I’ve not fit in a lot of places. There’s so much of me that I wonder how I ever could. Sometimes, I wonder that about anybody–with all that we are, is there ever a place for us.

It’s not that I’ve never fit, mind you, but that the instances are few enough and far enough between that my stance toward the world is that I won’t, not that I will.

There are so many things I like: photography, growing, writing, painting, reading, spiritual formation, science fiction, doing spiritual direction, praying, singing, listening to a wide variety of music, learning languages, doing academic research, listening, coffee, tea, chocolate, integrating and helping people integrate, lavender, Gocco, travel, Greece, Scotland, new paper, new pens, fountain pens, growing things, babies, turtles, some dogs, cats I’m not allergic to (or who aren’t determined to torture me with the fact that I’m allergic), DaVinci, Alias, Battlestar Galactica, flowers, trees, memory foam, sewing, crocheting, the ocean, the mountains, silence, feather boas, musicals, loud concerts, and that’s just the beginning (and in no particular order). It all fits in me, but I’ve learned that it doesn’t all fit in many other corners of the world.

I guess what I’m saying to those of you I blog with is just what you know already: what you see here isn’t all of me. But I want to stop pretending that it is. If I read your words and don’t have something to say, I’m don’t want to feel pressure come up with something just because I’m there and I want you to like me. If I just want to be with you in it, I want to tell you that I’m there, not come up with something that borders on profound because I feel like I should. When I want to blog about random things, I want to do it and not be afraid.

I want these things, but I’m not sure how to go about it. I think this blog is a good place (at least as good as any) for me to practice bringing more of me, to stop hiding half my cards under the table and start pushing all in a little more often (I also like poker). I don’t think it will come easily. I learned to put parts of myself away for a reason, and convincing myself to let go, to just give it a try and see what happens, isn’t going to be easy. But if I can do it here, with y’all, I think I can do it other places, too.

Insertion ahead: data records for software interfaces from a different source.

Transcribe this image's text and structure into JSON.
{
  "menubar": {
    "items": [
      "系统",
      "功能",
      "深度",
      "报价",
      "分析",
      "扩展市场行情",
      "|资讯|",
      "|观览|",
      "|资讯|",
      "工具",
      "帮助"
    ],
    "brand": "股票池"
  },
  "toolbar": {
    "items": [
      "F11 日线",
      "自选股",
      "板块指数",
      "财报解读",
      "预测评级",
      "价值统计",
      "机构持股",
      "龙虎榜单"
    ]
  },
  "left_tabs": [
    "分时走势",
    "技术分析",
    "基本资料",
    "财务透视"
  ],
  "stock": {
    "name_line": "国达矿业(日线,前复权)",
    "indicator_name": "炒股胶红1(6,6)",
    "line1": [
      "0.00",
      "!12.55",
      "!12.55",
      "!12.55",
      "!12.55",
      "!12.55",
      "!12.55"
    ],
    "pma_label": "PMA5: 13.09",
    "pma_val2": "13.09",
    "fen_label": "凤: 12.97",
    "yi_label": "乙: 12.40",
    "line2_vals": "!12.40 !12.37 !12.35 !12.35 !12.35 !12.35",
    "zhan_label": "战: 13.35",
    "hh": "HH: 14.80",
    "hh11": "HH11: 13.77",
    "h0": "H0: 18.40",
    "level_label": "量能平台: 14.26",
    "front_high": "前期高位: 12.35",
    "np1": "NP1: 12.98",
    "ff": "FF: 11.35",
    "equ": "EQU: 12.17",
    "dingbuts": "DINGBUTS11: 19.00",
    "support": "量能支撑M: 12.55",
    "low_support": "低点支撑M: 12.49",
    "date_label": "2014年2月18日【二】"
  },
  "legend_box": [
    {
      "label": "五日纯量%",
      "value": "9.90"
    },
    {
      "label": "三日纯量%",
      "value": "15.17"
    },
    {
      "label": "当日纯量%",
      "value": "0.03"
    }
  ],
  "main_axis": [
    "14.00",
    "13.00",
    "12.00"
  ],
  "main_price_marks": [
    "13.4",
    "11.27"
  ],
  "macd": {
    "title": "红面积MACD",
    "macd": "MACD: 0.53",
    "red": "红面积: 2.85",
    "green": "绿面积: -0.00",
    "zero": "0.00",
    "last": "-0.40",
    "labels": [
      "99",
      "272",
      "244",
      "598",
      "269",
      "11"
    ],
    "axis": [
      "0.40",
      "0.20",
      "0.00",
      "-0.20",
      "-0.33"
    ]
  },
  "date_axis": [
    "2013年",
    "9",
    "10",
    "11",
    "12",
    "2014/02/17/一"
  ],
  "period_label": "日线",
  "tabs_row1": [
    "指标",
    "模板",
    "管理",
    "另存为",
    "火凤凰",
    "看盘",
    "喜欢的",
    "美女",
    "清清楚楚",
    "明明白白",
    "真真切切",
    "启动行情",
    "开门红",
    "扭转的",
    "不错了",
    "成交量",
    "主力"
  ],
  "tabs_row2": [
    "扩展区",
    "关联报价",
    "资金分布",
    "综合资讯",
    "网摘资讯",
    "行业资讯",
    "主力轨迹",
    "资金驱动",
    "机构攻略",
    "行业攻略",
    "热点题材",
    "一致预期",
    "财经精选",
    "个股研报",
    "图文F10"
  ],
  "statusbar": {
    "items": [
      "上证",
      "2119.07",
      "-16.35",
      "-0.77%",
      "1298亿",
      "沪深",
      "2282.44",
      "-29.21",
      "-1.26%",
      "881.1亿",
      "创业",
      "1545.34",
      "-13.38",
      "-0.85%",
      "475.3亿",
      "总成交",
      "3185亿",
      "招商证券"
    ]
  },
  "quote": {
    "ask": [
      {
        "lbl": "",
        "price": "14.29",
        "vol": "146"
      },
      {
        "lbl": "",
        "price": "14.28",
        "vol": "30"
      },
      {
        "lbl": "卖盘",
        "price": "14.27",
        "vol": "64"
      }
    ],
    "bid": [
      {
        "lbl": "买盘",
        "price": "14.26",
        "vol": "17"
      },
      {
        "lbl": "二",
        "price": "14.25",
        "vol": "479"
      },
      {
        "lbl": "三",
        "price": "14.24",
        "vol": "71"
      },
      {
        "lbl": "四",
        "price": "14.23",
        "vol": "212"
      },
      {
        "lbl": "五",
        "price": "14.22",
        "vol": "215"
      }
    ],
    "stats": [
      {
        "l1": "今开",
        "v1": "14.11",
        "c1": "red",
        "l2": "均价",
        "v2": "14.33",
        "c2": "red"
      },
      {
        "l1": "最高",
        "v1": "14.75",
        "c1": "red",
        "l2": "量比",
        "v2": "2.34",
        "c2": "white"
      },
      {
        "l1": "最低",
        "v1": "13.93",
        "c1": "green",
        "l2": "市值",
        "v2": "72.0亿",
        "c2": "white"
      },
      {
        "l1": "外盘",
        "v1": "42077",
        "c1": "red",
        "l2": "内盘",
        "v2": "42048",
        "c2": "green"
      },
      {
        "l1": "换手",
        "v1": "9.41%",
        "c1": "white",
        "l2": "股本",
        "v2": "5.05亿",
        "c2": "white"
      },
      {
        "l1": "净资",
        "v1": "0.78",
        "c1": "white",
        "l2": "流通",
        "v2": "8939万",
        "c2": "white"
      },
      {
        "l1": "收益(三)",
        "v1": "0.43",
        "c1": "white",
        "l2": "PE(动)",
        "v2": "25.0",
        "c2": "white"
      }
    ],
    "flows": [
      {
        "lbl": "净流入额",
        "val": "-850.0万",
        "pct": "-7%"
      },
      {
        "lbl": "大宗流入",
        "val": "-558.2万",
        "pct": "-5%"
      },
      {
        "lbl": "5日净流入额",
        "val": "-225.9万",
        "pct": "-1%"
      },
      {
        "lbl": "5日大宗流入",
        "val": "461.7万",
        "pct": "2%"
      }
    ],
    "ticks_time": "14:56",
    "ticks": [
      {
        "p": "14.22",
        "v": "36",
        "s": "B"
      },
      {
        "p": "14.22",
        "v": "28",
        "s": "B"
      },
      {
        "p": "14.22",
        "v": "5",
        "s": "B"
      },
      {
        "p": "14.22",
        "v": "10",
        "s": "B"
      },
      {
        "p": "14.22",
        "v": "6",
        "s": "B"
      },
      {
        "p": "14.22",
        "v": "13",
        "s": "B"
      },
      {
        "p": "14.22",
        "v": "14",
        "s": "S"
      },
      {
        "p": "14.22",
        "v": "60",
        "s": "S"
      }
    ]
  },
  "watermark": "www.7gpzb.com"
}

I also want to honor the process, and the little girl who saw what she thought she needed to become and did a damn good job of becoming that. She was hiding, but she was also hurting, and she found her own way around the pain. If I just decide that I’m changing, here and now, I thrust her away again. Instead, I want to allow her to find healing and come out that way.

I feel really silly for being in this place, like it’s something I should have gotten over long ago. I’m ashamed, because the cues I pick up from the world around me say that I should be beyond this place. And there I go again. So I’m here, and I’m trying. And if you sense me being false, please let me know.

I wish I didn’t feel like I needed to add this caveat, but I do so I’m going to anyway. I’m afraid that you’re all going to feel bad for me, to feel like you should tell me that I have a place and a bloggy home here, that you want whatever comes out of this one little heart. And if you feel moved to do so, I’m not trying to stop you. But I want you to know I’m writing this because I want to tell you where I’m at, not so we can all have a “Poor Sarah” party and I can garner some sympathy (if we’re going to have a party, for goodness’ sakes, let’s have it for a better reason than that!). I do know the truth. I know that God made me good and that this is a safe group. Knowing, however, does not always mean KNOWING. It’s in there, bonking around someplace. And it will come out. But this is where I am today, and where I’ve been for the last few.


Filed under Becoming